The request was simple: pray for baby Justice Micah Perry.
I don't know the Perry family. Never met them, and without the help of profile pictures I probably wouldn't have been able to pick either of them out of a one-person line-up. But we have some mutual friends and every day I would see status updates on Facebook from a high school classmate about baby Justice.
Justice was born on Sept. 30th and from all visual accounts was a perfectly beautiful baby boy. But little Justice's heart wasn't quite perfect. Day after day, I saw posts from his father, Troy, about this surgery and that procedure...this level and that output. And with each post came a prayer request: pray for Justice, pray for the doctors and nurses and pray for God's will to be done. There's a hard lesson in those last few words. Never for pray for God's will to be done unless you are fully willing to accept that His will is not always our will.
I watched the Facebook group "Pray for Justice Micah Perry" for a few days, seeing posts by more than 3,000 people who chose to "suit up" as prayer warriors for this precious baby and his family. I saw Troy's posts and not once did I see a selfish prayer from him. He didn't ask the group to pray that Justice's heart would be healed so that he could grow up and play baseball and ride a bicycle. He didn't ask the group to pray that this process would all just be over so they could go home and love on their baby boy. No. He asked the group to pray for God's will.

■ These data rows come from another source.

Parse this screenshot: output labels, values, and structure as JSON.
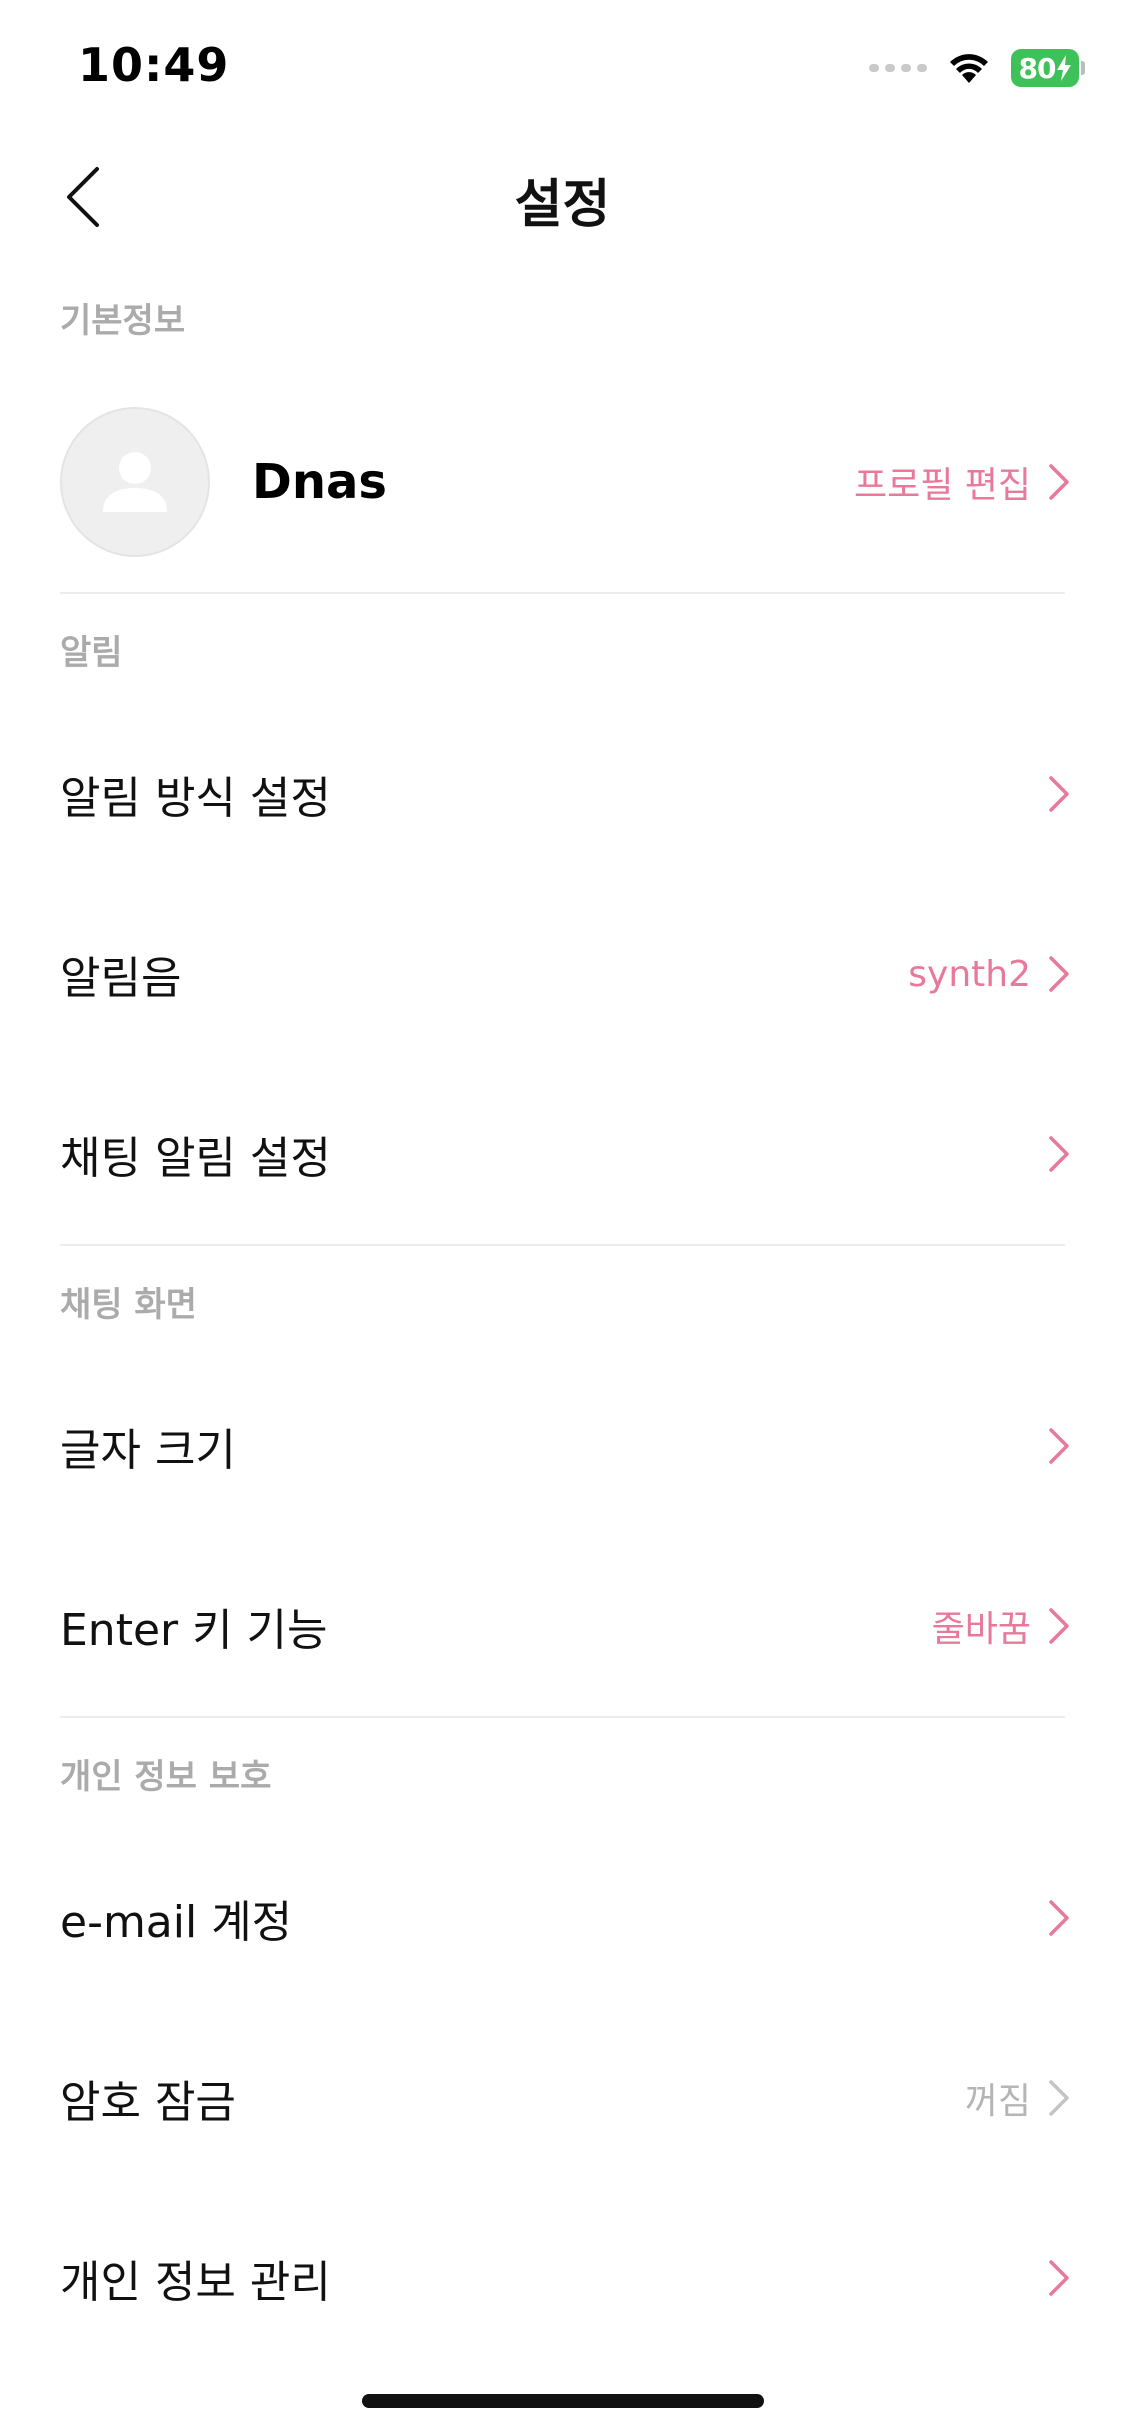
{
  "status_bar": {
    "time": "10:49",
    "battery_level": "80",
    "battery_color": "#3fc15a",
    "icons": [
      "signal-dots-icon",
      "wifi-icon",
      "battery-charging-icon"
    ]
  },
  "nav": {
    "title": "설정",
    "back_icon": "chevron-left-icon"
  },
  "colors": {
    "accent": "#e8799a",
    "section_header": "#ababab",
    "muted": "#b5b5b5",
    "divider": "#ededed"
  },
  "sections": {
    "basic": {
      "header": "기본정보",
      "profile": {
        "name": "Dnas",
        "action": "프로필 편집",
        "avatar_icon": "person-placeholder-icon"
      }
    },
    "notifications": {
      "header": "알림",
      "items": [
        {
          "label": "알림 방식 설정",
          "value": ""
        },
        {
          "label": "알림음",
          "value": "synth2"
        },
        {
          "label": "채팅 알림 설정",
          "value": ""
        }
      ]
    },
    "chat_screen": {
      "header": "채팅 화면",
      "items": [
        {
          "label": "글자 크기",
          "value": ""
        },
        {
          "label": "Enter 키 기능",
          "value": "줄바꿈"
        }
      ]
    },
    "privacy": {
      "header": "개인 정보 보호",
      "items": [
        {
          "label": "e-mail 계정",
          "value": ""
        },
        {
          "label": "암호 잠금",
          "value": "꺼짐"
        },
        {
          "label": "개인 정보 관리",
          "value": ""
        }
      ]
    }
  }
}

On Friday, Oct. 28th, God's will was done. Justice was called home to be with his Heavenly Daddy. Troy's post announcing Justice's passing read, "To God be all the glory." Those words echoed through my head along with the sound of my own sobs. In that moment, all my troubles seemed so insignificant. This man just lost his baby. He had every right to be angry and bitter, but he wasn't. He was praising his Father for Justice's short life - a life that brought together more than 3,000 people in prayer. A life that brought people closer to God. A life that, in my mommy-opinion, ended all too soon.

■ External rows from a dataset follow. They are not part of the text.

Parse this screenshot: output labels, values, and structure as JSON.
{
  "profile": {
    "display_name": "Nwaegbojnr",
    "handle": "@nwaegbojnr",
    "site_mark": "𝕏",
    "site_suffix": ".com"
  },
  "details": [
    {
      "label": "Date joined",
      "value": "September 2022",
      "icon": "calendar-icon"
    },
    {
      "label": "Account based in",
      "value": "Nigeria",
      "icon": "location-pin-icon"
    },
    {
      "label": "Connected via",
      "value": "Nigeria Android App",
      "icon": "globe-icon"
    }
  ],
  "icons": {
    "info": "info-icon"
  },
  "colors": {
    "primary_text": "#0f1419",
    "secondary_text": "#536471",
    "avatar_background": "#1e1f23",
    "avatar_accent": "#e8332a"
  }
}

Troy posted again on Friday night, and more tears fell.
"Tonight there are no prayer requests for Justice. There are no beeps to listen to. There are no gases to check. There are no monitors to watch. Tonight Justice is dancing around the throne of God with a complete and new heart. Justice will not have to have any more surgeries. Justice will not have to take medicine to help his heart function. Tonight Justice is in the presence of the Almighty One."
I wasn't crying for Justice. I was crying for Troy, his wife Sara and their son Noah. I was crying because I couldn't imagine the pain they were feeling. And I was crying because I knew that if I were in their shoes, I wouldn't be that strong. If tragedy struck my life, I don't think I would have the faith to make it through. For the next couple of days, I took a good long look at my list of so-called priorities. Laughable. Insignificant. Shameful.
Troy's post went on to ask for prayer for the doctors and nurses that had cared for little Justice - prayers that they not feel guilt or shame for not being able to heal Justice's heart. He asked people to pray for the other babies on the 5th floor of Vanderbilt Hospital, for their healing and for their families. Troy understood.
Justice was only here for 28 days because that's all the time it took for God to work through him. And when His work was done, He simply said, "Okay, buddy, good job. Let's go home!" Then it dawned on me that the only reason we are all still here is because God isn't done with us yet! One gentleman posted his condolences and said that "God has only three answers to our prayers: yes; not now; and I have a better idea." God had a better idea for Justice and the Perry family. He had another purpose. And while I don't yet know what His "better idea" might be for me, I do know that because of the life of Justice and the awesome faith, strength and testimony of Troy and Sara Perry, I will hold my babies tighter, love stronger and let go of those trivial things that don't really matter.
I pray that God will use me and my family for His purpose, whatever it may be. I pray that God will wrap His arms around the Perry family as they bury their son today. And I pray that God will use us all for His glory - just as He used Justice. Thank you, Troy and Sara, for sharing your journey and Justice's life with us all. And thank you for showing unwavering faith through this trial. It has truly been a blessing and an inspiration.
"For I am convinced that neither life nor death, neither angels nor demons, neither the present nor the future, nor any powers, neither height nor depth, nor anything else in all creation, will be able to separate us from the love of God that is in Christ Jesus our Lord." -Romans 8:38-39